Browse Prior Art Database

System Level Overflow Prevention (SLOP) Disclosure Number: IPCOM000126868D
Original Publication Date: 2005-Aug-04
Included in the Prior Art Database: 2005-Aug-04
Document File: 2 page(s) / 28K

Publishing Venue



System Level Overflow Prevention

This text was extracted from a PDF file.
This is the abbreviated version, containing approximately 52% of the total text.

Page 1 of 2

System Level Overflow Prevention (SLOP)

Buffer overflows lows are commonly attacked. The Code Blue and Code Red family of attacks exploited buffer overflows along with numerous other Microsoft* security vulnerabilities. Buffer overflows are listed as the top cause of security vulnerabilities in many operating systems. Buffer overflows account for 50% of the security advisories. Buffer overflows are most dangerous because they are one of the most direct ways to open a privileged shell and within a port allowed by firewalls. The other daunting task of preventing buffer overflows is that every new update and software installation runs the risk of introducing a new buffer overflow. Users must trust the diligence of the programmers and are often let down.

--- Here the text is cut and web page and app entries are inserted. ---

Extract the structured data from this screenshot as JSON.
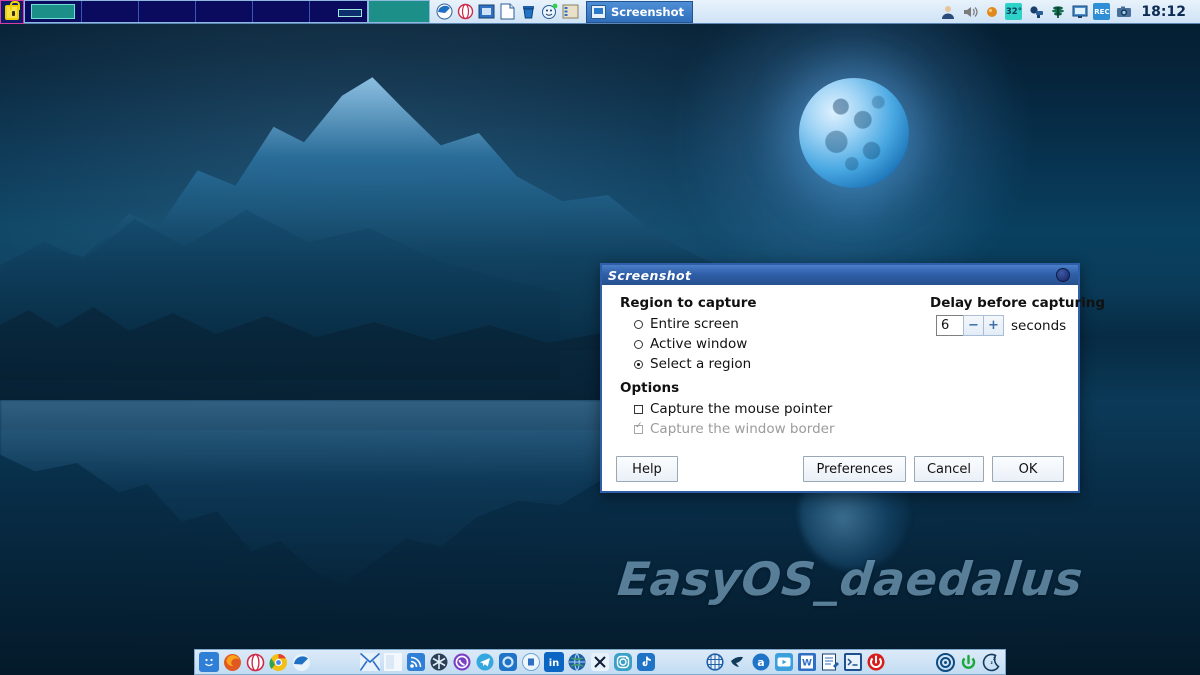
{
  "desktop": {
    "wallpaper_text": "EasyOS_daedalus"
  },
  "topbar": {
    "lock_icon": "padlock-icon",
    "workspaces": [
      {
        "name": "workspace-1",
        "active": true
      },
      {
        "name": "workspace-2",
        "active": false
      },
      {
        "name": "workspace-3",
        "active": false
      },
      {
        "name": "workspace-4",
        "active": false
      },
      {
        "name": "workspace-5",
        "active": false
      },
      {
        "name": "workspace-6",
        "active": false
      }
    ],
    "launchers": [
      {
        "name": "blueball-launcher-icon",
        "glyph": "◖"
      },
      {
        "name": "opera-launcher-icon",
        "glyph": "◯"
      },
      {
        "name": "screenshot-launcher-icon",
        "glyph": "❑"
      },
      {
        "name": "text-document-icon",
        "glyph": "□"
      },
      {
        "name": "paint-bucket-icon",
        "glyph": "▬"
      },
      {
        "name": "smiley-help-icon",
        "glyph": "☺"
      },
      {
        "name": "filemanager-icon",
        "glyph": "☰"
      }
    ],
    "task": {
      "icon": "screenshot-window-icon",
      "label": "Screenshot"
    },
    "tray": [
      {
        "name": "user-account-icon",
        "glyph": "👤"
      },
      {
        "name": "volume-icon",
        "glyph": "🔊"
      },
      {
        "name": "orange-dot-icon",
        "glyph": "●"
      },
      {
        "name": "temperature-icon",
        "label": "32°"
      },
      {
        "name": "printer-icon",
        "glyph": "⎙"
      },
      {
        "name": "network-tower-icon",
        "glyph": "☖"
      },
      {
        "name": "display-icon",
        "glyph": "⎕"
      },
      {
        "name": "record-icon",
        "label": "REC"
      },
      {
        "name": "camera-icon",
        "glyph": "📷"
      }
    ],
    "clock": "18:12"
  },
  "dock": {
    "group1": [
      {
        "name": "finder-icon",
        "glyph": "☺",
        "color": "#2f7fd6"
      },
      {
        "name": "firefox-icon",
        "glyph": "●",
        "color": "#e25822"
      },
      {
        "name": "opera-icon",
        "glyph": "O",
        "color": "#ffffff"
      },
      {
        "name": "chrome-icon",
        "glyph": "●",
        "color": "#f5c518"
      },
      {
        "name": "blueball-icon",
        "glyph": "◖",
        "color": "#1f6fc4"
      }
    ],
    "group2": [
      {
        "name": "mail-icon",
        "glyph": "✉",
        "color": "#ffffff"
      },
      {
        "name": "white-square-icon",
        "glyph": "◧",
        "color": "#ffffff"
      },
      {
        "name": "rss-feed-icon",
        "glyph": "◔",
        "color": "#2f7fd6"
      },
      {
        "name": "snowflake-icon",
        "glyph": "✳",
        "color": "#2b3f55"
      },
      {
        "name": "whatsapp-icon",
        "glyph": "✆",
        "color": "#7b3fc4"
      },
      {
        "name": "telegram-icon",
        "glyph": "➤",
        "color": "#2f9fe0"
      },
      {
        "name": "openai-icon",
        "glyph": "❁",
        "color": "#1f74c8"
      },
      {
        "name": "circle-app-icon",
        "glyph": "Ⓘ",
        "color": "#eef6fd"
      },
      {
        "name": "linkedin-icon",
        "glyph": "in",
        "color": "#0a66c2"
      },
      {
        "name": "globe-browser-icon",
        "glyph": "🌐",
        "color": "#1f5fa8"
      },
      {
        "name": "x-twitter-icon",
        "glyph": "X",
        "color": "#0d1b33"
      },
      {
        "name": "instagram-icon",
        "glyph": "▢",
        "color": "#3aa0c8"
      },
      {
        "name": "tiktok-icon",
        "glyph": "♪",
        "color": "#1f74c8"
      }
    ],
    "group3": [
      {
        "name": "grid-globe-icon",
        "glyph": "⊕",
        "color": "#1f5fa8"
      },
      {
        "name": "bird-icon",
        "glyph": "➦",
        "color": "#123a5c"
      },
      {
        "name": "amazon-icon",
        "glyph": "a",
        "color": "#1f74c8"
      },
      {
        "name": "youtube-icon",
        "glyph": "▶",
        "color": "#3ba0dc"
      },
      {
        "name": "word-document-icon",
        "glyph": "W",
        "color": "#2f6fc4"
      },
      {
        "name": "notepad-icon",
        "glyph": "✎",
        "color": "#ffffff"
      },
      {
        "name": "terminal-icon",
        "glyph": "⌫",
        "color": "#1f4f8f"
      },
      {
        "name": "power-off-icon",
        "glyph": "⏻",
        "color": "#d81b1b"
      }
    ],
    "group4": [
      {
        "name": "target-icon",
        "glyph": "◎",
        "color": "#0d4c82"
      },
      {
        "name": "restart-power-icon",
        "glyph": "⏻",
        "color": "#19a83a"
      },
      {
        "name": "sleep-moon-icon",
        "glyph": "☾",
        "color": "#123a5c"
      }
    ]
  },
  "dialog": {
    "title": "Screenshot",
    "region_group_label": "Region to capture",
    "region_options": [
      {
        "label": "Entire screen",
        "selected": false
      },
      {
        "label": "Active window",
        "selected": false
      },
      {
        "label": "Select a region",
        "selected": true
      }
    ],
    "options_group_label": "Options",
    "checkbox_options": [
      {
        "label": "Capture the mouse pointer",
        "checked": false,
        "disabled": false
      },
      {
        "label": "Capture the window border",
        "checked": true,
        "disabled": true
      }
    ],
    "delay_label": "Delay before capturing",
    "delay_value": "6",
    "delay_decrement": "−",
    "delay_increment": "+",
    "delay_units": "seconds",
    "buttons": {
      "help": "Help",
      "preferences": "Preferences",
      "cancel": "Cancel",
      "ok": "OK"
    }
  }
}
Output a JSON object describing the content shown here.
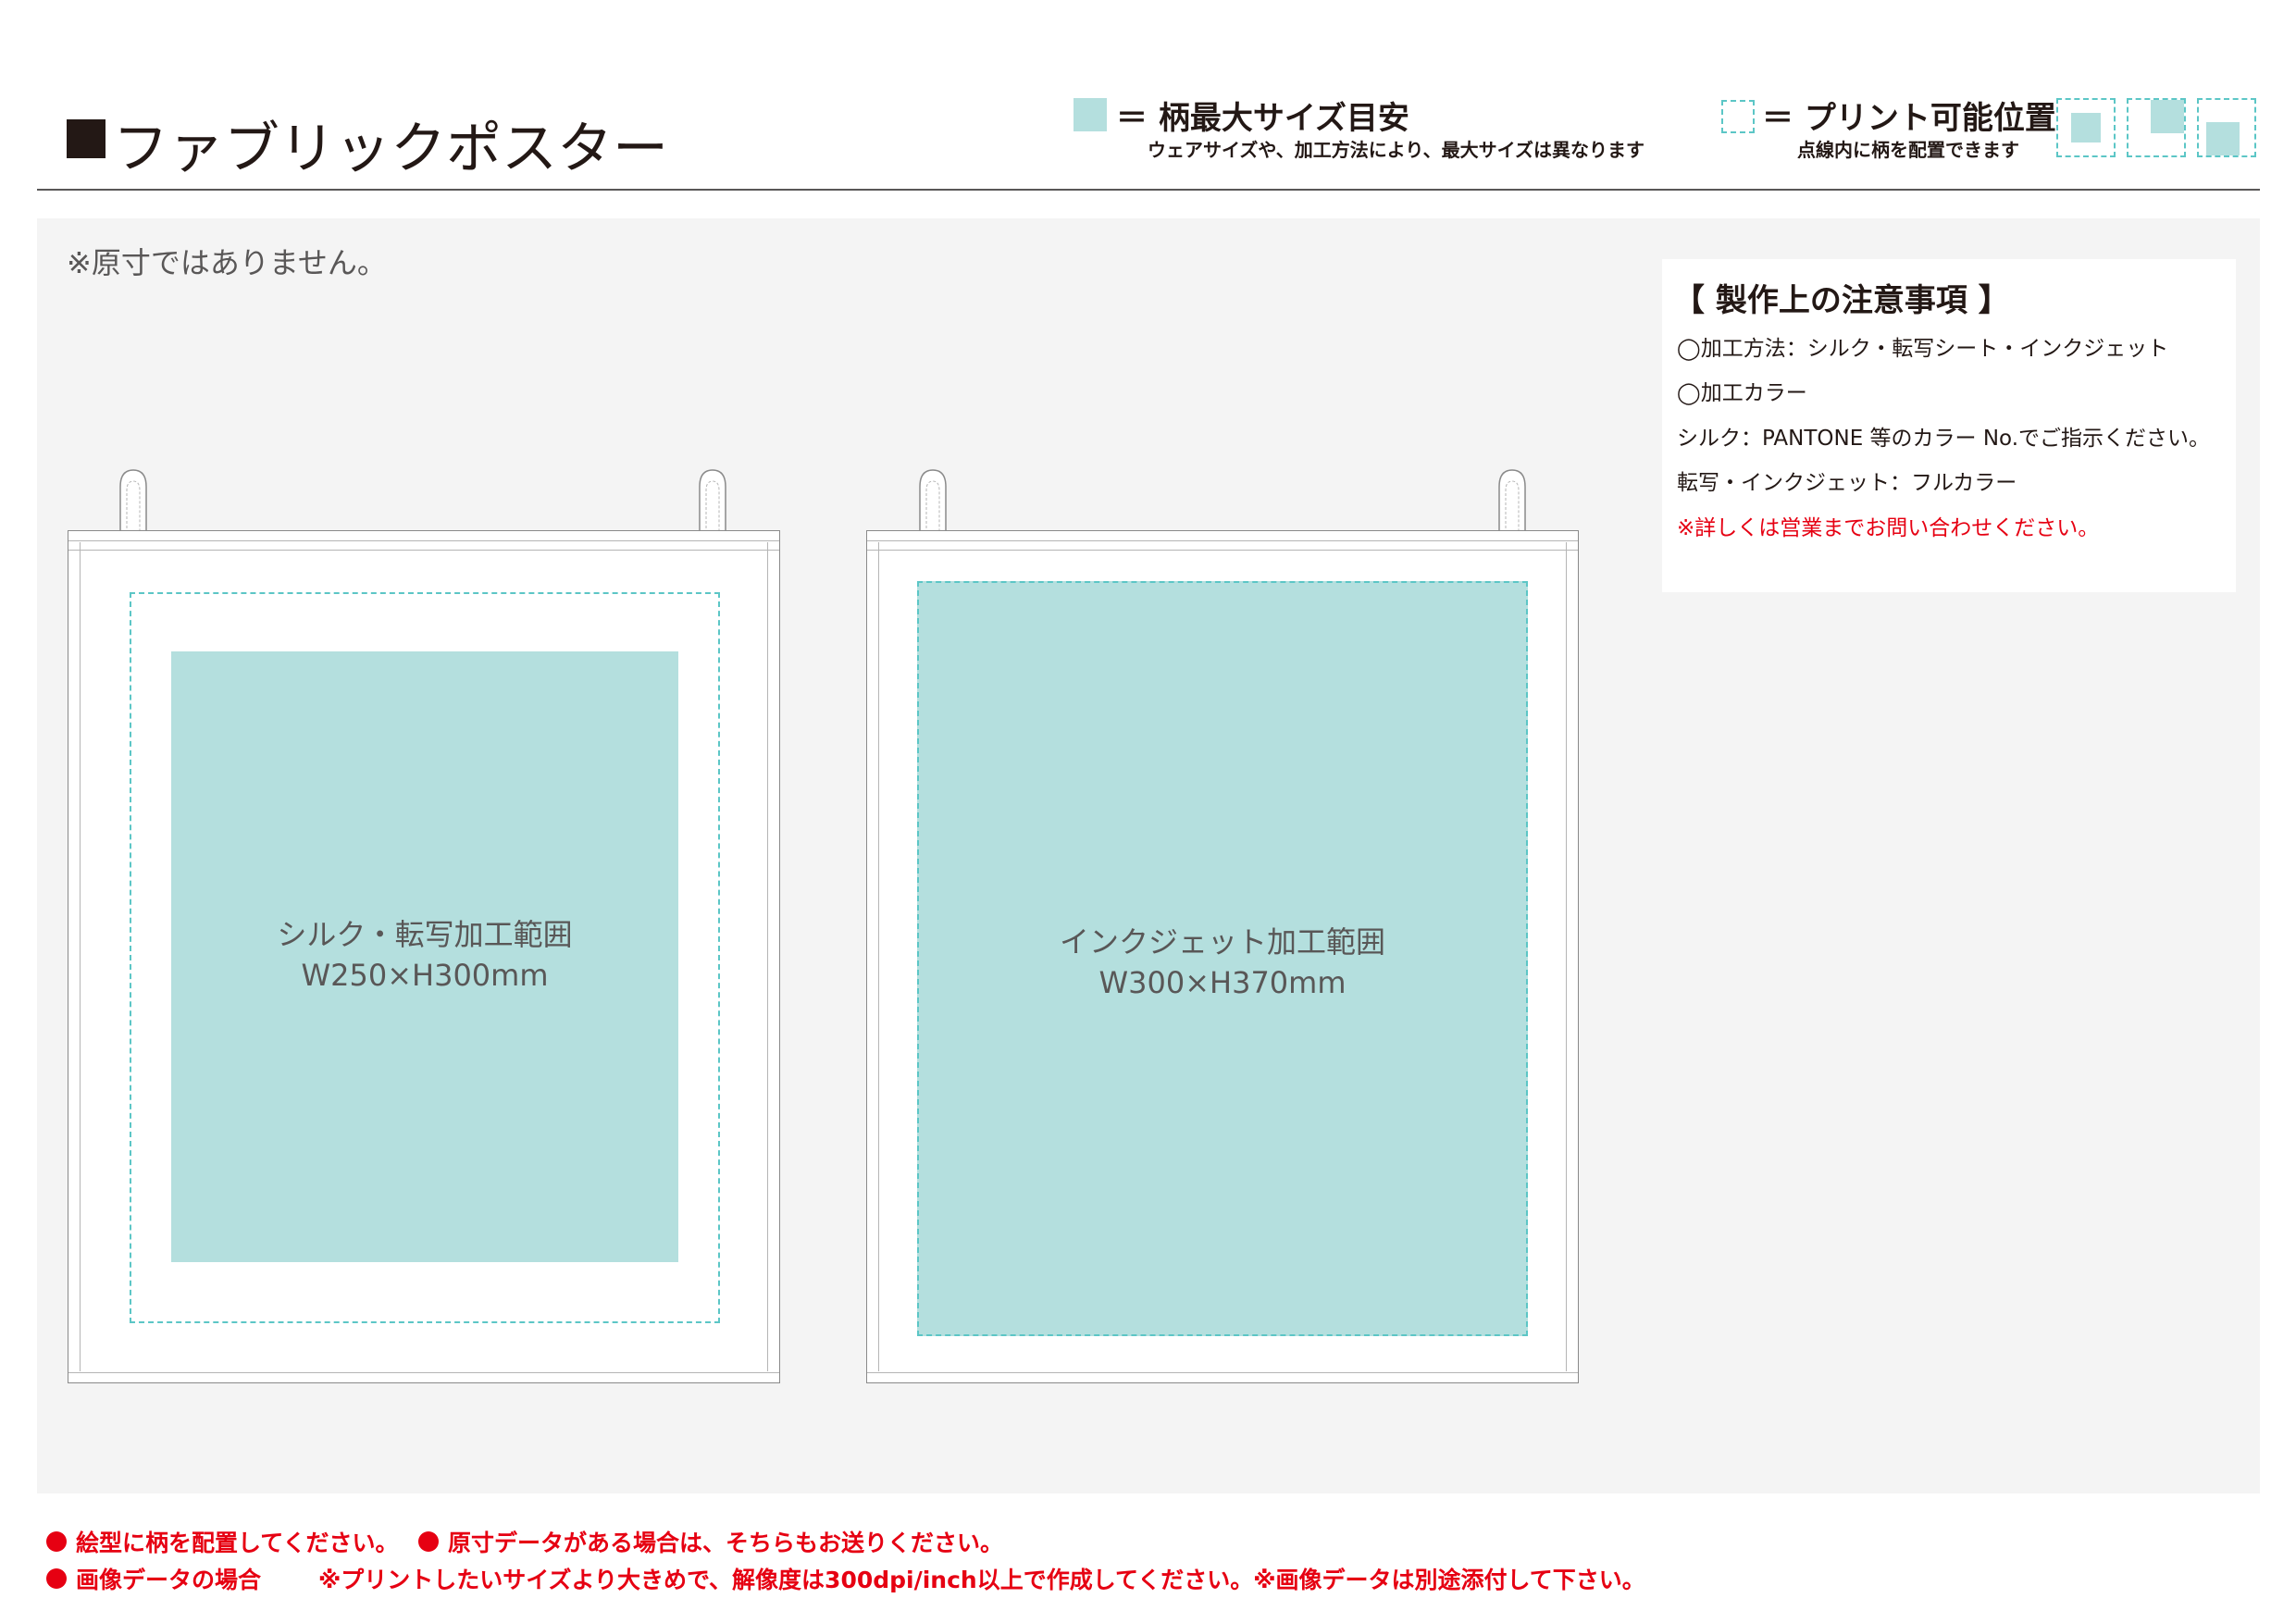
{
  "header": {
    "title": "ファブリックポスター",
    "legend_max": {
      "title": "＝ 柄最大サイズ目安",
      "note": "ウェアサイズや、加工方法により、最大サイズは異なります"
    },
    "legend_printable": {
      "title": "＝ プリント可能位置",
      "note": "点線内に柄を配置できます"
    }
  },
  "main": {
    "not_actual_size": "※原寸ではありません。",
    "posters": [
      {
        "label": "シルク・転写加工範囲",
        "size": "W250×H300mm"
      },
      {
        "label": "インクジェット加工範囲",
        "size": "W300×H370mm"
      }
    ]
  },
  "notes": {
    "title": "【 製作上の注意事項 】",
    "lines": [
      "◯加工方法：シルク・転写シート・インクジェット",
      "◯加工カラー",
      "シルク：PANTONE 等のカラー No.でご指示ください。",
      "転写・インクジェット：フルカラー"
    ],
    "warning": "※詳しくは営業までお問い合わせください。"
  },
  "footer": {
    "line1_a": "絵型に柄を配置してください。",
    "line1_b": "原寸データがある場合は、そちらもお送りください。",
    "line2_a": "画像データの場合",
    "line2_b": "※プリントしたいサイズより大きめで、解像度は300dpi/inch以上で作成してください。※画像データは別途添付して下さい。"
  },
  "colors": {
    "print_area": "#b4dfde",
    "dashed_outline": "#5cc6c6",
    "accent_red": "#e60012",
    "text_dark": "#231815"
  }
}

There have been attempts to address buffer overflows at a system level with numerous special software libraries. Most require a special wrapper library be loaded prior to the running of the program. This limits the solution to a particular programming language.

The buffer overflow attack is when a variable on the program stack is overflowed, which overwrites the return address to point to the overflow data. This causes the program's execution to start executing this data. The hackers intent is to open a shell back to the hacker's machine of origin.

At the heart of the difficulty in preventing buffer overflow attacks is that the hacker causes the program itself to overflow its own stack. Thus, it is not like guarding against some other program that can be fenced out. Since the program is corrupting itself, it is difficult for the program to protect itself from itself.

The System Level Overflow Prevention (SLOP) system is based on the assertion that once a Return Address is written/pushed on the stack, it is read only and should never be written or overwritten. Once this frame stack is popped off and the Return Address is referenced, this memory location ca...